Saudi Arabia’s Interior Ministry spokesman Mansour Al-Turki gestures during a news conference in Riyadh, Saudi Arabia on March 24, 2013. (Reuters)

Riyadh, Asharq Al-Awsat—Saudi Arabia broke up 10 terrorist cells, arresting a total of 88 terrorist suspects, in simultaneous raids across the Kingdom following a months-long investigation, a security spokesman said on Tuesday.

Saudi Interior Ministry security spokesman Maj. Gen. Mansour Al-Turki said that those arrested were suspected of planning terrorist attacks both inside and outside the Kingdom. Speaking during a press conference on Tuesday, Turki confirmed that 88 suspects had been arrested—84 Saudi nationals, three Yemenis, and one man whose nationality has yet to be confirmed.

He said that a total of 10 terrorist cells had been disrupted including a nine-member terrorist cell in Tameer north of Saudi Arabia’s capital Riyadh, 13 Saudi nationals and two Yemenis operating in the Mecca and Ha’il region, eight Saudi nationals and an unidentified suspect in Riyadh, and five Saudi nationals in the Asir region southwest of the country.

The remaining six cells had interconnected ties and were based in Mecca, Riyadh, the Al-Qassim region, and the Eastern Province. The Saudi Interior Ministry spokesman said the six cells—comprising 51 suspects—had specialized in recruiting Saudi youth to join terrorist organizations abroad.

“The ongoing turmoil in neighboring countries has provided a breeding ground for extremists and advocates of deviant ideologies,” he said.

Turki added that one cell had actively been planning to carry out terrorist attacks inside the country while another had been planning assassination operations.

“A total of 59 suspects have previously been convicted of holding extremist views and were released after serving their prison sentences.

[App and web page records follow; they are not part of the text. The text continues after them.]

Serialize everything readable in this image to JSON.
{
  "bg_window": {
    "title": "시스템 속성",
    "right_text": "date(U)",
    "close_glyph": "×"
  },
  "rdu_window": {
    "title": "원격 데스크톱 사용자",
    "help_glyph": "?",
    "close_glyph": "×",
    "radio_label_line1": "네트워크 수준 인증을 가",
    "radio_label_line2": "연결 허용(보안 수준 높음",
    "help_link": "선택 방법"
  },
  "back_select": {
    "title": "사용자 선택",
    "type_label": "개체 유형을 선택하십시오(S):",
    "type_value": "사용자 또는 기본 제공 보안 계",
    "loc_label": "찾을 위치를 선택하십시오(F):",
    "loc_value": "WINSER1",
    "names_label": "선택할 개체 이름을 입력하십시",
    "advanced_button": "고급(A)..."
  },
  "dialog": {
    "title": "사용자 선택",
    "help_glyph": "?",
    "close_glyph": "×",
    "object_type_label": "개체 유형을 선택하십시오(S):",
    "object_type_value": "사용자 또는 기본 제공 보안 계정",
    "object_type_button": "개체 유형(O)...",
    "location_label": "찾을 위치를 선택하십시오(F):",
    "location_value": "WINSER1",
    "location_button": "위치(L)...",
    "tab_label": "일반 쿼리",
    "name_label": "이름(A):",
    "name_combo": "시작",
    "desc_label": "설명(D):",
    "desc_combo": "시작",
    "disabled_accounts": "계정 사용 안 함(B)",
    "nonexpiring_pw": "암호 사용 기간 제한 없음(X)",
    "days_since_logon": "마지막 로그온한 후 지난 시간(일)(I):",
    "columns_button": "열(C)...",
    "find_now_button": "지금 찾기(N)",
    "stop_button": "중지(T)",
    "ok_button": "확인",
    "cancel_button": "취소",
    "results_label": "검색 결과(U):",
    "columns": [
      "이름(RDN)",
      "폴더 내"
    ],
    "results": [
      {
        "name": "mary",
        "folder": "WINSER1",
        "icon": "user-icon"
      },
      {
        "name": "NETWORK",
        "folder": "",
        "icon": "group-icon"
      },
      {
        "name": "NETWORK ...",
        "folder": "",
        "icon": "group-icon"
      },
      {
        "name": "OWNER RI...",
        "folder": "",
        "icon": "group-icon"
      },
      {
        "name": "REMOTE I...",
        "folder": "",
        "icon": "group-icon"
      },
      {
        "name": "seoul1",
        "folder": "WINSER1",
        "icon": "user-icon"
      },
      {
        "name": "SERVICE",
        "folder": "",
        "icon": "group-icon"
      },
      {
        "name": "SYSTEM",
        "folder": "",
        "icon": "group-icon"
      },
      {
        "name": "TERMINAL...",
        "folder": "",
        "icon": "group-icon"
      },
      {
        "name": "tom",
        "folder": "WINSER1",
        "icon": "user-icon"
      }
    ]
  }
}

Nevertheless, it seems they went back to their old ways following their release from prison,” Turki said.

Speaking to Asharq Al-Awsat, the Interior Ministry spokesman said the people arrested in the recent raids were suspected of providing logistical support for terrorist organizations in Syria and Iraq, adding that investigations had revealed that foreign terrorist organizations were using these cells to recruit new fighters.

Foreign terrorist groups were also training these cells in bomb-making, with a view to carrying out future attacks on Saudi territory, Turki added.

“The terrorist cells were waiting for some support and guidance. Some of those arrested did not have sufficient capabilities [to carry out terrorist attacks], so assassination attempts were the easiest way for them to carry out their criminal acts in Saudi Arabia,” he said.